(Element data from apps and pages)
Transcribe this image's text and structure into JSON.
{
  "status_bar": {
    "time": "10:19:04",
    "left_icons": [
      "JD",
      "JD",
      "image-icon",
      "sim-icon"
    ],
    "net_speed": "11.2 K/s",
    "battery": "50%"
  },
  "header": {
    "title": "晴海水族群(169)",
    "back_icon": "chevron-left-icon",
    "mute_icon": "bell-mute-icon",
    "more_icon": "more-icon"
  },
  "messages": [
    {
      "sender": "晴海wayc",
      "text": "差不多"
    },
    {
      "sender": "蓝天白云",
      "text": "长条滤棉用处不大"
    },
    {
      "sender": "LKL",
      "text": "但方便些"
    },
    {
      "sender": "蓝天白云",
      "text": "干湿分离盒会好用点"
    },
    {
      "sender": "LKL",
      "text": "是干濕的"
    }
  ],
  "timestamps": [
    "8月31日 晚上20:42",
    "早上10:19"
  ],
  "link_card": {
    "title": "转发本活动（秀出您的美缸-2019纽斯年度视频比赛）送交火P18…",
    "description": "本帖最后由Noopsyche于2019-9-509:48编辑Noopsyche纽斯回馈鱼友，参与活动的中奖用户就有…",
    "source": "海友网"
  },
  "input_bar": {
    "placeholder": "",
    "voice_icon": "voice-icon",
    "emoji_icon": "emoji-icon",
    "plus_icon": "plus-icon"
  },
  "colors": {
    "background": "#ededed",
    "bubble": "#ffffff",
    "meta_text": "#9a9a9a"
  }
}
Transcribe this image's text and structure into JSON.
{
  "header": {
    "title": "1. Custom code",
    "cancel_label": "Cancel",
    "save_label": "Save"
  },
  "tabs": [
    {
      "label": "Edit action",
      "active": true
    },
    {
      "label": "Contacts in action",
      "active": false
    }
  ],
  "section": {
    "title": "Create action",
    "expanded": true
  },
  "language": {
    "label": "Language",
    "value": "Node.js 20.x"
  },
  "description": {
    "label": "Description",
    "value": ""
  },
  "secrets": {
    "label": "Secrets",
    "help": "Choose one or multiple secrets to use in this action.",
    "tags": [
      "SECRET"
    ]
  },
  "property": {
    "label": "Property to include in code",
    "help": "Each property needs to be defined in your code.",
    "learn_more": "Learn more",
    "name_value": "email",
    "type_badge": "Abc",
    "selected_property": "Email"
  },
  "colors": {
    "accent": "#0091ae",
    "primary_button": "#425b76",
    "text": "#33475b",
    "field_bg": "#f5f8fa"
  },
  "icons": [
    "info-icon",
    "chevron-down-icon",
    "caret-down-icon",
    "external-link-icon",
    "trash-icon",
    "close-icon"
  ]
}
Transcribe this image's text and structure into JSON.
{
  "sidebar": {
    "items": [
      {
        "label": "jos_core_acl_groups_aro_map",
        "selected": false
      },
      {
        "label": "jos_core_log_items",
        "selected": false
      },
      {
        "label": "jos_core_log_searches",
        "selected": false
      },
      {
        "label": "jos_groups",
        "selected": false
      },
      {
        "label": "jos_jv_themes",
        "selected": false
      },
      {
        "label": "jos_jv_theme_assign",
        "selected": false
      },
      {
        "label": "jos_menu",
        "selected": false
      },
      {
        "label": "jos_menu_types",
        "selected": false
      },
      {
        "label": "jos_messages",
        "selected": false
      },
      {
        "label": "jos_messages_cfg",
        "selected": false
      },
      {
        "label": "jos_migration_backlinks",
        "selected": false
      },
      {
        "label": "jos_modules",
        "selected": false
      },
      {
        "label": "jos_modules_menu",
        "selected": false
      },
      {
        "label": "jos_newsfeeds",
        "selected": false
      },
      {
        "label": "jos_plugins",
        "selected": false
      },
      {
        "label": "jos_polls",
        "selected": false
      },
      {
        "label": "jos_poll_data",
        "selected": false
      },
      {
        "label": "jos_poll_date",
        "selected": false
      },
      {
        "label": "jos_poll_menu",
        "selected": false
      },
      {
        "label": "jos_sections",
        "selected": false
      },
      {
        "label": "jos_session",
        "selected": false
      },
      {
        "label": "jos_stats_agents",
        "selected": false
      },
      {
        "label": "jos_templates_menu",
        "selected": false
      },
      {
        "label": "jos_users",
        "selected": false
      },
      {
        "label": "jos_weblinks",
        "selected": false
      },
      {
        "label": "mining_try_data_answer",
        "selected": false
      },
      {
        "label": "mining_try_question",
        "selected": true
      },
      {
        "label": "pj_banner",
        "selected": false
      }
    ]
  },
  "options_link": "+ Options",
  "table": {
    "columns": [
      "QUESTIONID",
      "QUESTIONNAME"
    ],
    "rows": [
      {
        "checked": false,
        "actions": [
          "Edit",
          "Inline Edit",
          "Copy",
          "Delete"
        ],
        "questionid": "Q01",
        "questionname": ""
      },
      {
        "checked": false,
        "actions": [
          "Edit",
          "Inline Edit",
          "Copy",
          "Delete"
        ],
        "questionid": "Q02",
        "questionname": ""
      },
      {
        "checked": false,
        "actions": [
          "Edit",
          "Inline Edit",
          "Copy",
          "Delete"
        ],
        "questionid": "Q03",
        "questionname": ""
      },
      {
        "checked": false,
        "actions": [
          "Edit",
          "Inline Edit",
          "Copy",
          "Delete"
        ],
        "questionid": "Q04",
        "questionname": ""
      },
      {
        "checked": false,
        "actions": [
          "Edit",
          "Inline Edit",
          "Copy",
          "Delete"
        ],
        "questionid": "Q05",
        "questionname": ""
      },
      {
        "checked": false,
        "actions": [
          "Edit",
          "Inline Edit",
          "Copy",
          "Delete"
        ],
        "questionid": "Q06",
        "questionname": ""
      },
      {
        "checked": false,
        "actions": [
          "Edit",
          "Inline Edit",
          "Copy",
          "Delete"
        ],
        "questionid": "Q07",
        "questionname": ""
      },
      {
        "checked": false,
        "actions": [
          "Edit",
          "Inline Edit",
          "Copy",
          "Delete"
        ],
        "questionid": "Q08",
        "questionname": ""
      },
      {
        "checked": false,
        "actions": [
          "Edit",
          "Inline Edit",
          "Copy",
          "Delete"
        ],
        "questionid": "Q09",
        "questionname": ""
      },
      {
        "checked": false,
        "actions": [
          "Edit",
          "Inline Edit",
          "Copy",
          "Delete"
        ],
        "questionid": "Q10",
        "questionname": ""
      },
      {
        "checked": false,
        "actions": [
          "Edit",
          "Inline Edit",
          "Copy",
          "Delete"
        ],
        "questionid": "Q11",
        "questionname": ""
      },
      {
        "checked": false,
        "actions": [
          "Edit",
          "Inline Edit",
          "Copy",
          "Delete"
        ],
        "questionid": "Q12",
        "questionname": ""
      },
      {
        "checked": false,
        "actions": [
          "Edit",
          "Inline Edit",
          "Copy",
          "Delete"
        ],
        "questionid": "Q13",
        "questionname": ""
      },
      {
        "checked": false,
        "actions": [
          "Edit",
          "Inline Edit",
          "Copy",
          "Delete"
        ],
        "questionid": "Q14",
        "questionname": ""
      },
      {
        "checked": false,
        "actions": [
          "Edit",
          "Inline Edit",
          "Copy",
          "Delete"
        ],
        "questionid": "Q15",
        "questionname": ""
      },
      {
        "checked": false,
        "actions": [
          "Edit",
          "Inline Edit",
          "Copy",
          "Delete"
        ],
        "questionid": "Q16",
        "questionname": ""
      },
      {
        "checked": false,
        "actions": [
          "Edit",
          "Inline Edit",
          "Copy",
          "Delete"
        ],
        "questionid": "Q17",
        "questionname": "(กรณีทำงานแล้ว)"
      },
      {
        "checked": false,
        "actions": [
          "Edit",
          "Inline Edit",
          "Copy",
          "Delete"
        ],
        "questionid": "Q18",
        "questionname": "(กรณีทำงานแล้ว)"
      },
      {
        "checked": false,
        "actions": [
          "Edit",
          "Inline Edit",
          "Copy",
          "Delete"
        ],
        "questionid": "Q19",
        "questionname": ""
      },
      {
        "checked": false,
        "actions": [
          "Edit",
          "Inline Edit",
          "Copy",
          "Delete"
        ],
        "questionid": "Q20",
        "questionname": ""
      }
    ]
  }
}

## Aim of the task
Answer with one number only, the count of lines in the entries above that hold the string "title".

## Finished exercise
4